Republicans have evolved full circle on this issue—from criticizing President Obama, to claiming victory for the cuts, to now indicating they had no idea the cuts would be so severe. White House spokesman Jay Carney responded to these claims on Monday. “We made it clear that there would be these kinds of negative effects if Congress failed to take reasonable action to avert the sequester,” he said. “Policy that everyone who was involved in writing it knew at the time and has made clear ever since was never designed to be implemented. It was designed to be bad policy and, therefore, to be avoided.”
By: Allison Brito, The National Memo, April 25, 2013
Histrionics broke out at a Senate immigration hearing this morning when Senator Patrick Leahy called on Republicans not to use the Boston bombings as a weapon in the immigration debate. “Last week, opponents began to exploit the Boston Marathon bombing,” Leahy said. “I urge restraint in that regard.”
Perhaps the most prominent Republican official to have drawn a link between the bombings and the immigration reform proposal is Senator Chuck Grassley. And so, at today’s hearing, Grassley offered some curious pushback to Leahy that tells us a lot about how some conservatives are approaching both debates. Yes, Grassley actually said this:
“When you proposed gun legislation, we did not accuse you of using the Newtown killings as an excuse,” Grassley said. “I think we’re taking advantage of an opportunity when once in 25 years we deal with immigration to make sure every base is covered.”
Really? Here’s what Grassley himself said back on January 30th, over a month after the shootings:
Although Newtown and Tucson are terrible tragedies, the deaths in Newtown should not be used to put forward every gun control measure that has been floating around for years.
What’s more, Senator Rand Paul and other Republicans have accused the Obama administration of using the families as “props” in the push for gun control.
To be clear, if conservatives want to seize on the Boston bombings to make a political argument about immigration reform, that’s not necessarily something we should automatically condemn, as some Dems are doing. As Jonathan Bernstein notes, we should respond to events with politics. Politics are everywhere and they are inescapable. If major, consequential, nationally riveting events aren’t supposed to trigger debate over how we should organize ourselves and solve our problems, what should trigger it?
For the reasons I outlined this morning, I don’t believe the Boston bombings tell us anything all that relevant about how we should approach immigration reform policy. But pointing that out isn’t the same as claiming there’s anything inherently wrong or inappropriate about trying to apply an event such as the Boston bombings to the current policy debate. Substantively rebutting the argument that the bombings tell us something about how we should approach the argument over the path to citizenship is not the same as condemning the act of making that argument.
Now, it’s true that in pointing to major events to justify a political argument, one can cross the line from legit policy argument into demagoguery.
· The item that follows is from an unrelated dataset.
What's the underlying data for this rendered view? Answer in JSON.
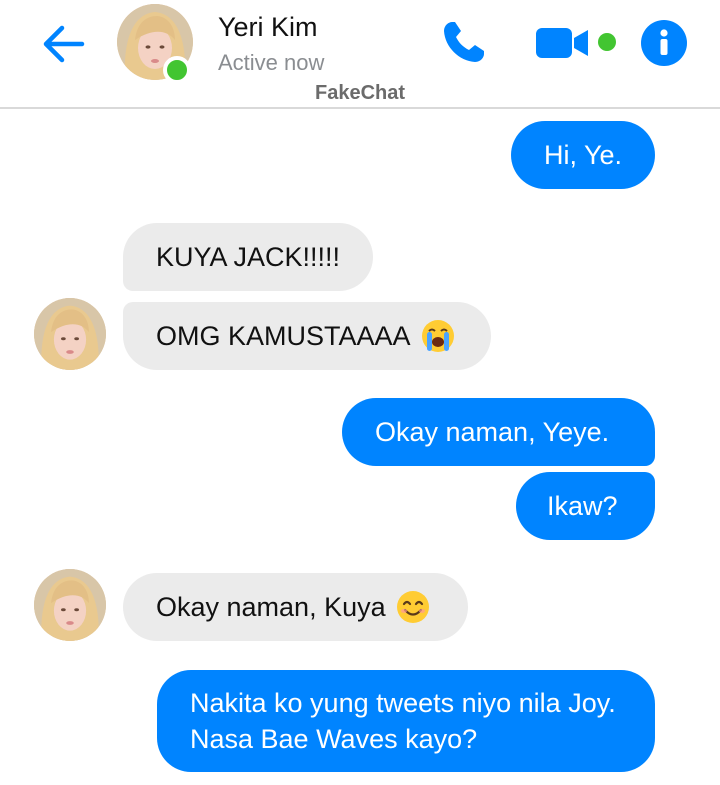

For the record, I don’t think Grassley has done that yet. He merely said the bombings should be part of the discussion as we seek to determine what’s wrong with our current immigration system. That’s not the same as claiming, as others have, that the Boston bombings show that we should end the immigration reform debate entirely.
Similarly, Obama and Democrats said the Newtown shootings should be part of a broader discussion over how to respond to, and reduce, gun violence.
Grassley, however, only seems to believe this is appropriate in the case where he thinks it will help his cause.
By: Greg Sargent, The Plum Line, The Washington Post, April 22, 2013